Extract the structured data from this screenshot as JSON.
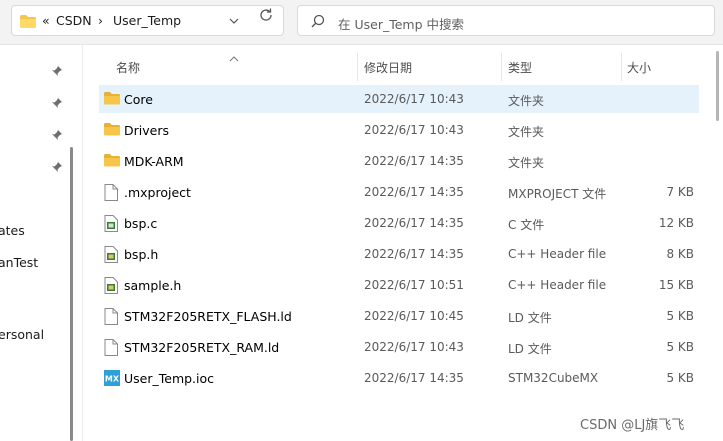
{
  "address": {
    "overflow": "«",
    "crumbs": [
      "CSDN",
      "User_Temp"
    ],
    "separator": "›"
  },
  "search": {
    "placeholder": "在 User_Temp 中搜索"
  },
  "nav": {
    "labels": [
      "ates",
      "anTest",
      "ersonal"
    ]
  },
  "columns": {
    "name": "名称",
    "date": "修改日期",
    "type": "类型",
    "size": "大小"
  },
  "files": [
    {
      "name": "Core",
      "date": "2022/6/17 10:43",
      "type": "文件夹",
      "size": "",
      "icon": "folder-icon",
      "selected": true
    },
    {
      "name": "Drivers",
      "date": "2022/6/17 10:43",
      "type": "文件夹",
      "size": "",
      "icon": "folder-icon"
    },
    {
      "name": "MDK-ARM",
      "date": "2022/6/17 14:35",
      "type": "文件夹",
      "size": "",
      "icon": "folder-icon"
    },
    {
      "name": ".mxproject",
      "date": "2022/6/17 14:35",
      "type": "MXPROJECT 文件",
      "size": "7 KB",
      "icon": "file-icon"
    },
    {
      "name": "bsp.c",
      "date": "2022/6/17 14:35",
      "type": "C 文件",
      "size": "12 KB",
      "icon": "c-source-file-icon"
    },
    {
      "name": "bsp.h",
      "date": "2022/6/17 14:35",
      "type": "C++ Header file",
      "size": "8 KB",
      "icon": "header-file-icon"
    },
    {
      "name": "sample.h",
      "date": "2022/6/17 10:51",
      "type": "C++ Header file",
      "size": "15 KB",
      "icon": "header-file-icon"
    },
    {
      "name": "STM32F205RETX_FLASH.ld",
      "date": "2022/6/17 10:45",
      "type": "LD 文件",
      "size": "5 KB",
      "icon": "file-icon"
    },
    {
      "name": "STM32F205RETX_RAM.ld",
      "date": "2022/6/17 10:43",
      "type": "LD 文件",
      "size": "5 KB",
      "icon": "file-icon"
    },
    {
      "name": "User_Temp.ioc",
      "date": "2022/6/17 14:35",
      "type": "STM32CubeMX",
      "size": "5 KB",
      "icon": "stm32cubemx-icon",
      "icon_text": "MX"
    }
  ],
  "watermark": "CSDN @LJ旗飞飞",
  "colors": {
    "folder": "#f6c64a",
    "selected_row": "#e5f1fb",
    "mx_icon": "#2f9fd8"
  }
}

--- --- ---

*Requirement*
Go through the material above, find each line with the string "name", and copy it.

*Result below*
    "name": "名称",
      "name": "Core",
      "name": "Drivers",
      "name": "MDK-ARM",
      "name": ".mxproject",
      "name": "bsp.c",
      "name": "bsp.h",
      "name": "sample.h",
      "name": "STM32F205RETX_FLASH.ld",
      "name": "STM32F205RETX_RAM.ld",
      "name": "User_Temp.ioc",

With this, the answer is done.